▶ [WORK ORDER]: Search the data for the string "true" and gather each line it is in.

Entries from a dataset of interfaces:
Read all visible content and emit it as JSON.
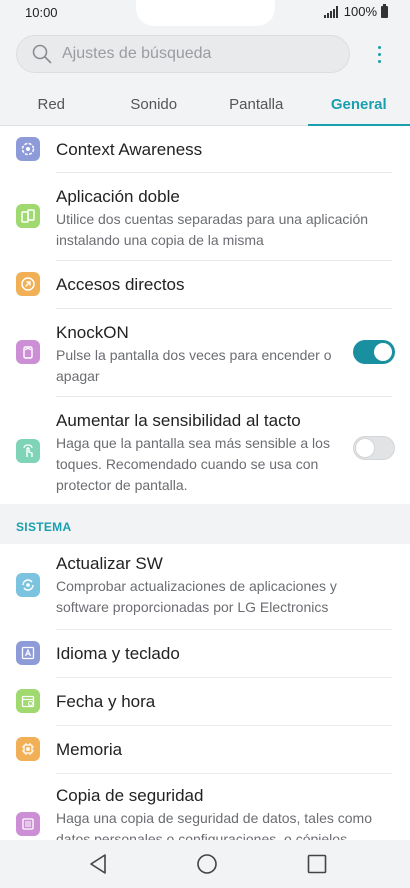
{
  "status": {
    "time": "10:00",
    "battery_text": "100%"
  },
  "search": {
    "placeholder": "Ajustes de búsqueda"
  },
  "tabs": [
    {
      "label": "Red",
      "active": false
    },
    {
      "label": "Sonido",
      "active": false
    },
    {
      "label": "Pantalla",
      "active": false
    },
    {
      "label": "General",
      "active": true
    }
  ],
  "items": {
    "context": {
      "title": "Context Awareness",
      "icon": "context-awareness-icon",
      "color": "#8e9bd9"
    },
    "dual_app": {
      "title": "Aplicación doble",
      "subtitle": "Utilice dos cuentas separadas para una aplicación instalando una copia de la misma",
      "icon": "dual-app-icon",
      "color": "#9fd96f"
    },
    "shortcuts": {
      "title": "Accesos directos",
      "icon": "shortcut-icon",
      "color": "#f2b056"
    },
    "knockon": {
      "title": "KnockON",
      "subtitle": "Pulse la pantalla dos veces para encender o apagar",
      "icon": "knock-icon",
      "color": "#cc8fd6",
      "enabled": true
    },
    "touch": {
      "title": "Aumentar la sensibilidad al tacto",
      "subtitle": "Haga que la pantalla sea más sensible a los toques. Recomendado cuando se usa con protector de pantalla.",
      "icon": "touch-sensitivity-icon",
      "color": "#7fd3b6",
      "enabled": false
    }
  },
  "section": {
    "label": "SISTEMA"
  },
  "system_items": {
    "update": {
      "title": "Actualizar SW",
      "subtitle": "Comprobar actualizaciones de aplicaciones y software proporcionadas por LG Electronics",
      "icon": "update-icon",
      "color": "#7cc3e0"
    },
    "language": {
      "title": "Idioma y teclado",
      "icon": "keyboard-icon",
      "color": "#8e9bd9"
    },
    "datetime": {
      "title": "Fecha y hora",
      "icon": "calendar-icon",
      "color": "#9fd96f"
    },
    "storage": {
      "title": "Memoria",
      "icon": "chip-icon",
      "color": "#f2b056"
    },
    "backup": {
      "title": "Copia de seguridad",
      "subtitle": "Haga una copia de seguridad de datos, tales como datos personales o configuraciones, o cópielos",
      "icon": "backup-icon",
      "color": "#cc8fd6"
    }
  },
  "accent_color": "#1a9fae"
}
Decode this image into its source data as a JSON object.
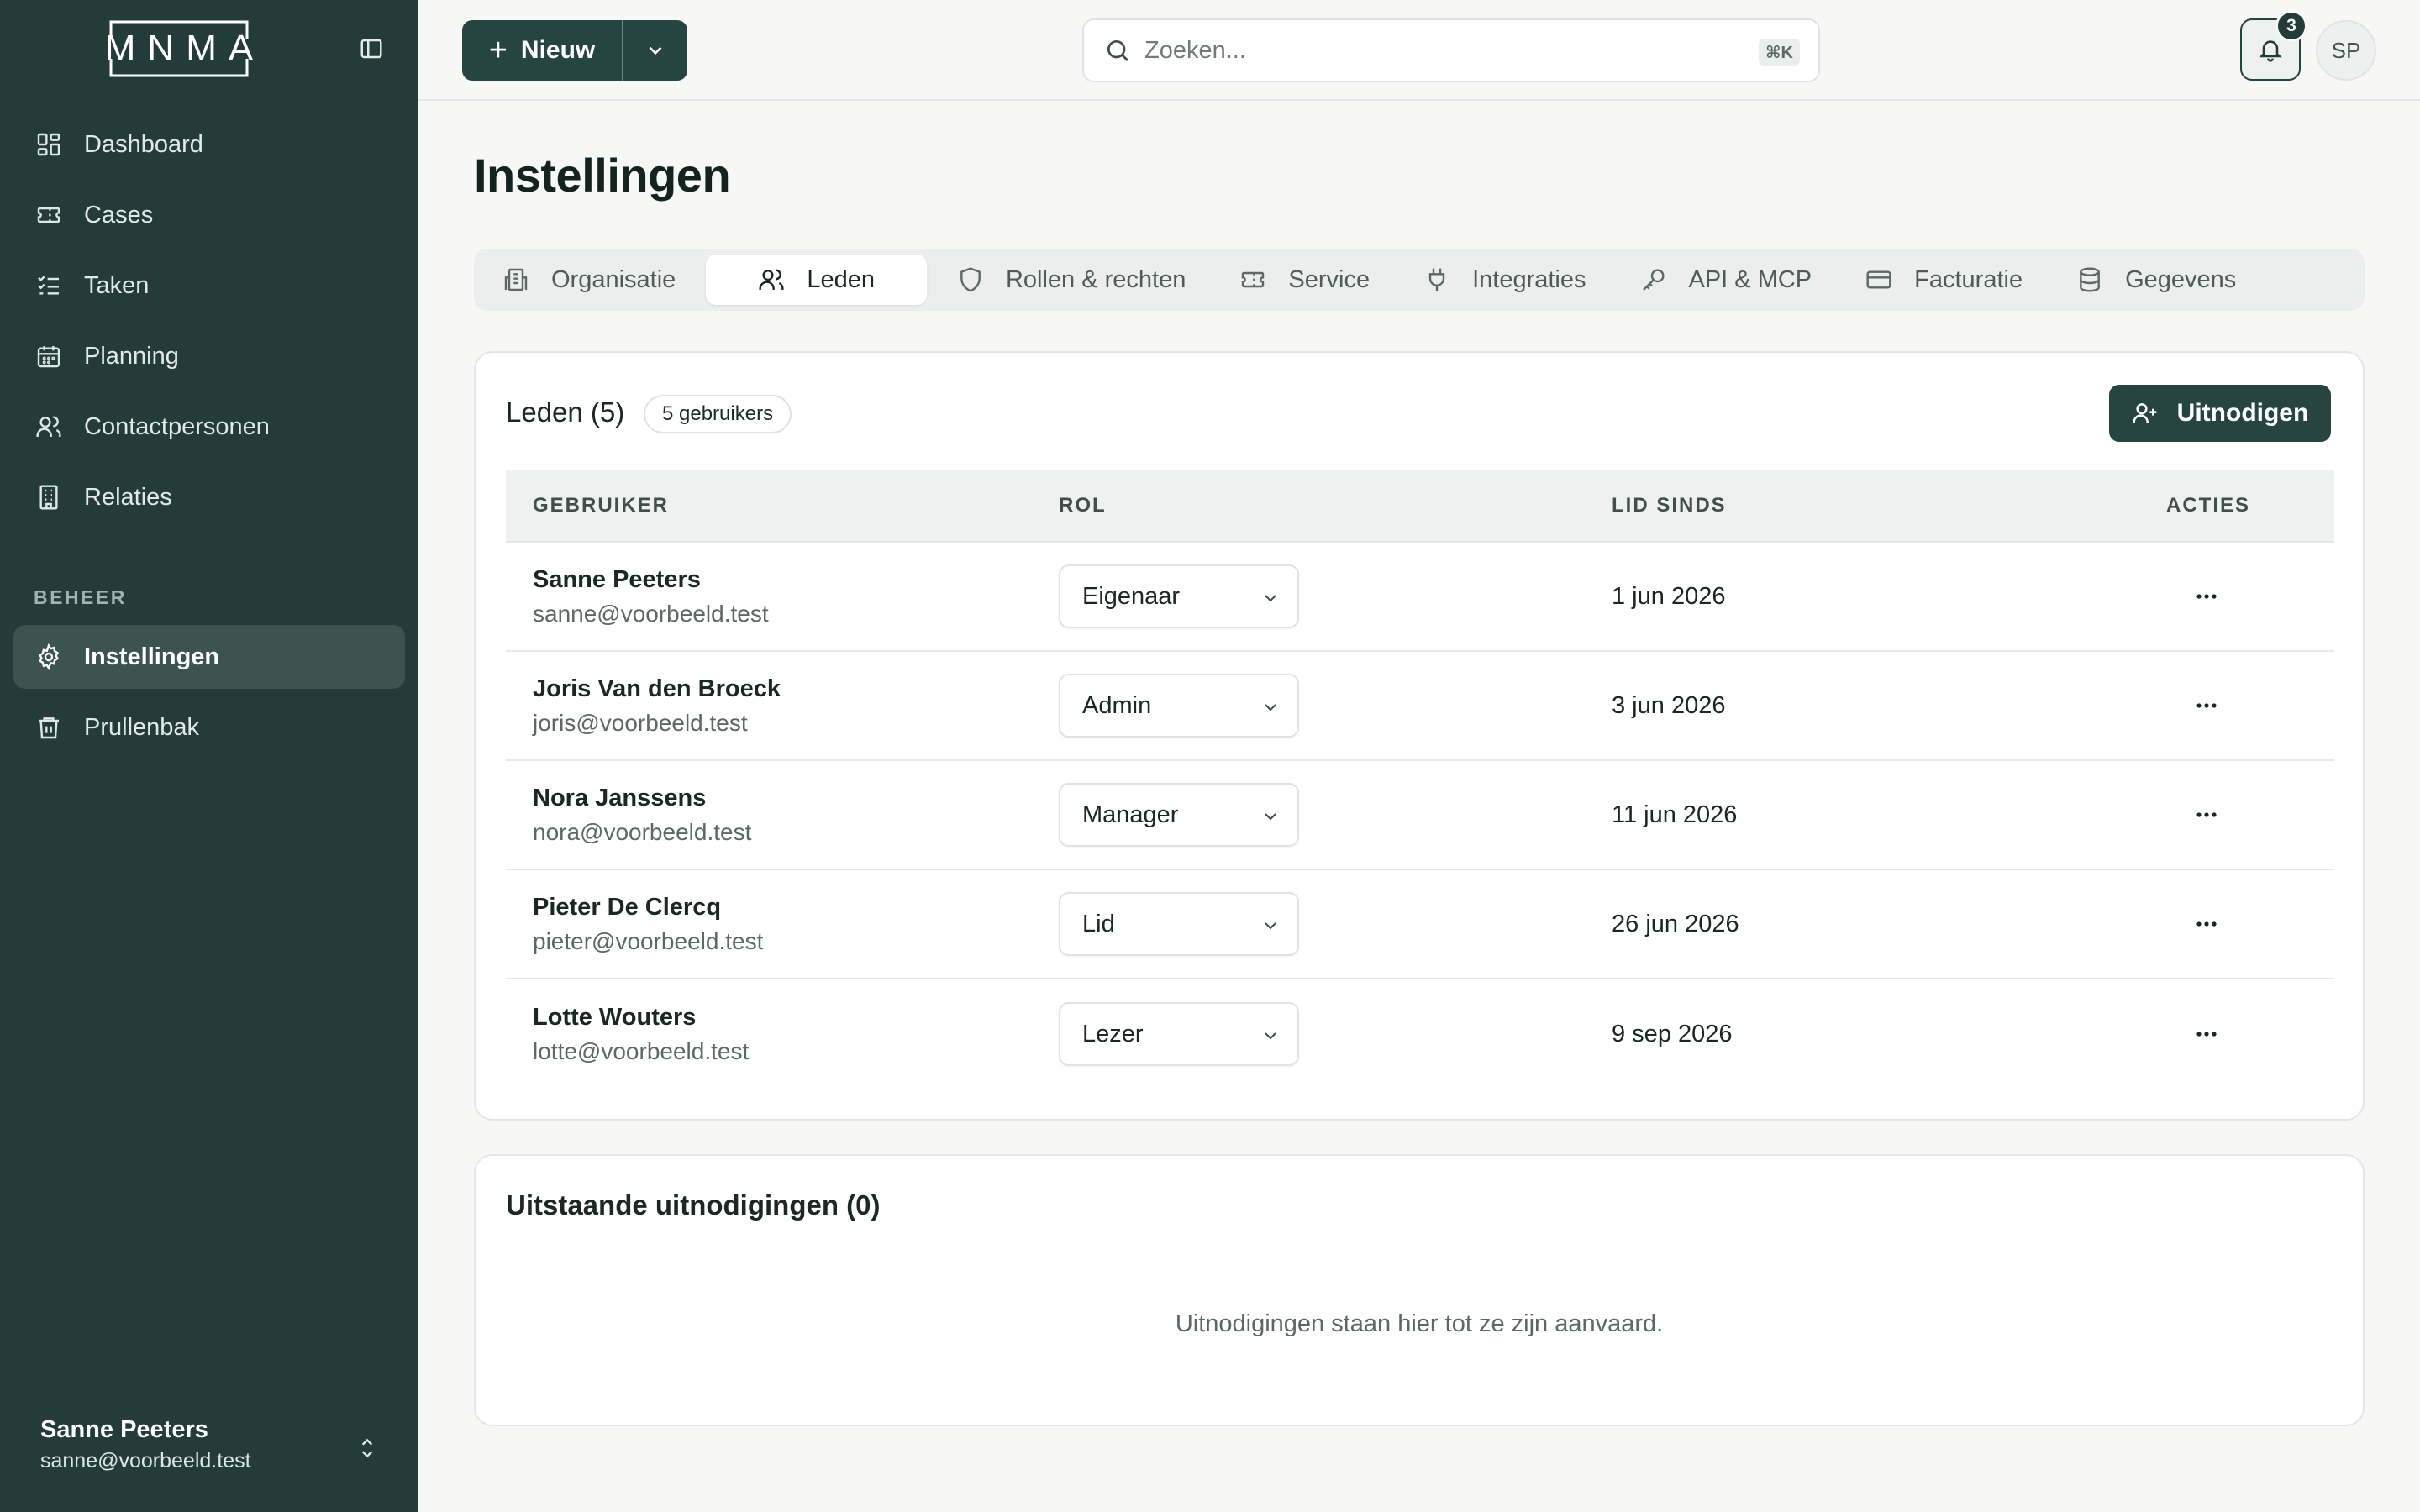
{
  "app": {
    "logo_text": "MNMA",
    "colors": {
      "sidebar": "#243c39",
      "accent": "#264541",
      "active_nav": "#3b5450"
    }
  },
  "sidebar": {
    "items": [
      {
        "label": "Dashboard",
        "icon": "dashboard-icon"
      },
      {
        "label": "Cases",
        "icon": "ticket-icon"
      },
      {
        "label": "Taken",
        "icon": "tasks-icon"
      },
      {
        "label": "Planning",
        "icon": "calendar-icon"
      },
      {
        "label": "Contactpersonen",
        "icon": "users-icon"
      },
      {
        "label": "Relaties",
        "icon": "building-icon"
      }
    ],
    "section_label": "BEHEER",
    "admin_items": [
      {
        "label": "Instellingen",
        "icon": "gear-icon",
        "active": true
      },
      {
        "label": "Prullenbak",
        "icon": "trash-icon"
      }
    ],
    "user": {
      "name": "Sanne Peeters",
      "email": "sanne@voorbeeld.test"
    }
  },
  "topbar": {
    "new_label": "Nieuw",
    "search_placeholder": "Zoeken...",
    "search_shortcut": "⌘K",
    "notification_count": "3",
    "avatar_initials": "SP"
  },
  "page": {
    "title": "Instellingen",
    "tabs": [
      {
        "label": "Organisatie",
        "icon": "building-icon"
      },
      {
        "label": "Leden",
        "icon": "users-icon",
        "active": true
      },
      {
        "label": "Rollen & rechten",
        "icon": "shield-icon"
      },
      {
        "label": "Service",
        "icon": "ticket-icon"
      },
      {
        "label": "Integraties",
        "icon": "plug-icon"
      },
      {
        "label": "API & MCP",
        "icon": "key-icon"
      },
      {
        "label": "Facturatie",
        "icon": "credit-card-icon"
      },
      {
        "label": "Gegevens",
        "icon": "database-icon"
      }
    ]
  },
  "members": {
    "title": "Leden (5)",
    "count_badge": "5 gebruikers",
    "invite_label": "Uitnodigen",
    "columns": [
      "GEBRUIKER",
      "ROL",
      "LID SINDS",
      "ACTIES"
    ],
    "rows": [
      {
        "name": "Sanne Peeters",
        "email": "sanne@voorbeeld.test",
        "role": "Eigenaar",
        "since": "1 jun 2026"
      },
      {
        "name": "Joris Van den Broeck",
        "email": "joris@voorbeeld.test",
        "role": "Admin",
        "since": "3 jun 2026"
      },
      {
        "name": "Nora Janssens",
        "email": "nora@voorbeeld.test",
        "role": "Manager",
        "since": "11 jun 2026"
      },
      {
        "name": "Pieter De Clercq",
        "email": "pieter@voorbeeld.test",
        "role": "Lid",
        "since": "26 jun 2026"
      },
      {
        "name": "Lotte Wouters",
        "email": "lotte@voorbeeld.test",
        "role": "Lezer",
        "since": "9 sep 2026"
      }
    ]
  },
  "invites": {
    "title": "Uitstaande uitnodigingen (0)",
    "empty_text": "Uitnodigingen staan hier tot ze zijn aanvaard."
  }
}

▶ [RESULT]:
      "active": true
      "enabled": true
        "active": true
        "active": true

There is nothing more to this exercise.